→ INSTRUCTIONS FOR THE TASK: Nothing may be left out, so copy every entry exactly.

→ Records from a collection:

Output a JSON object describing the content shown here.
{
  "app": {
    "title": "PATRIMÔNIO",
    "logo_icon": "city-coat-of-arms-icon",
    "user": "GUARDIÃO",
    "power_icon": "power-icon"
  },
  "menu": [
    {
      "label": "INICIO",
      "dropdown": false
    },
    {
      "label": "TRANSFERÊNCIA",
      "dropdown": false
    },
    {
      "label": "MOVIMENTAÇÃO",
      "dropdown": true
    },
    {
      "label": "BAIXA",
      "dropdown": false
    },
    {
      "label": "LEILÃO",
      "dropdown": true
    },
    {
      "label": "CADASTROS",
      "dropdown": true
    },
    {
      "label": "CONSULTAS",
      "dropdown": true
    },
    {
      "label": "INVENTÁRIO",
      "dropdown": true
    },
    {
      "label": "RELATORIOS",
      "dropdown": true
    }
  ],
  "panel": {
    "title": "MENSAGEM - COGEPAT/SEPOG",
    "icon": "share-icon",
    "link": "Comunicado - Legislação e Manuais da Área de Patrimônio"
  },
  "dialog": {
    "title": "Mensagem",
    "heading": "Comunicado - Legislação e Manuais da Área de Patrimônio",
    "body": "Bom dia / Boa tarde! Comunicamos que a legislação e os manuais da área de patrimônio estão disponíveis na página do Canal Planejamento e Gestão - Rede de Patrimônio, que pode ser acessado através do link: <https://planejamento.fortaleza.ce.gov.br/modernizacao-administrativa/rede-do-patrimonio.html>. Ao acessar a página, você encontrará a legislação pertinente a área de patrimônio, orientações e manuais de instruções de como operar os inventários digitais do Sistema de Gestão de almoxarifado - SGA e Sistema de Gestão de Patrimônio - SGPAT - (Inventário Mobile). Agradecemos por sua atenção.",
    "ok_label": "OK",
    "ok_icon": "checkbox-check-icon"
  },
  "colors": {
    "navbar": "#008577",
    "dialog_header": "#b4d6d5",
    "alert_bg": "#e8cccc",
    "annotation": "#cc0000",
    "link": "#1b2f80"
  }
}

→ TASK SOLUTION:
Output a JSON object describing the content shown here.
{
  "app": {
    "title": "PATRIMÔNIO",
    "logo_icon": "city-coat-of-arms-icon",
    "user": "GUARDIÃO",
    "power_icon": "power-icon"
  },
  "menu": [
    {
      "label": "INICIO",
      "dropdown": false
    },
    {
      "label": "TRANSFERÊNCIA",
      "dropdown": false
    },
    {
      "label": "MOVIMENTAÇÃO",
      "dropdown": true
    },
    {
      "label": "BAIXA",
      "dropdown": false
    },
    {
      "label": "LEILÃO",
      "dropdown": true
    },
    {
      "label": "CADASTROS",
      "dropdown": true
    },
    {
      "label": "CONSULTAS",
      "dropdown": true
    },
    {
      "label": "INVENTÁRIO",
      "dropdown": true
    },
    {
      "label": "RELATORIOS",
      "dropdown": true
    }
  ],
  "panel": {
    "title": "MENSAGEM - COGEPAT/SEPOG",
    "icon": "share-icon",
    "link": "Comunicado - Legislação e Manuais da Área de Patrimônio"
  },
  "dialog": {
    "title": "Mensagem",
    "heading": "Comunicado - Legislação e Manuais da Área de Patrimônio",
    "body": "Bom dia / Boa tarde! Comunicamos que a legislação e os manuais da área de patrimônio estão disponíveis na página do Canal Planejamento e Gestão - Rede de Patrimônio, que pode ser acessado através do link: <https://planejamento.fortaleza.ce.gov.br/modernizacao-administrativa/rede-do-patrimonio.html>. Ao acessar a página, você encontrará a legislação pertinente a área de patrimônio, orientações e manuais de instruções de como operar os inventários digitais do Sistema de Gestão de almoxarifado - SGA e Sistema de Gestão de Patrimônio - SGPAT - (Inventário Mobile). Agradecemos por sua atenção.",
    "ok_label": "OK",
    "ok_icon": "checkbox-check-icon"
  },
  "colors": {
    "navbar": "#008577",
    "dialog_header": "#b4d6d5",
    "alert_bg": "#e8cccc",
    "annotation": "#cc0000",
    "link": "#1b2f80"
  }
}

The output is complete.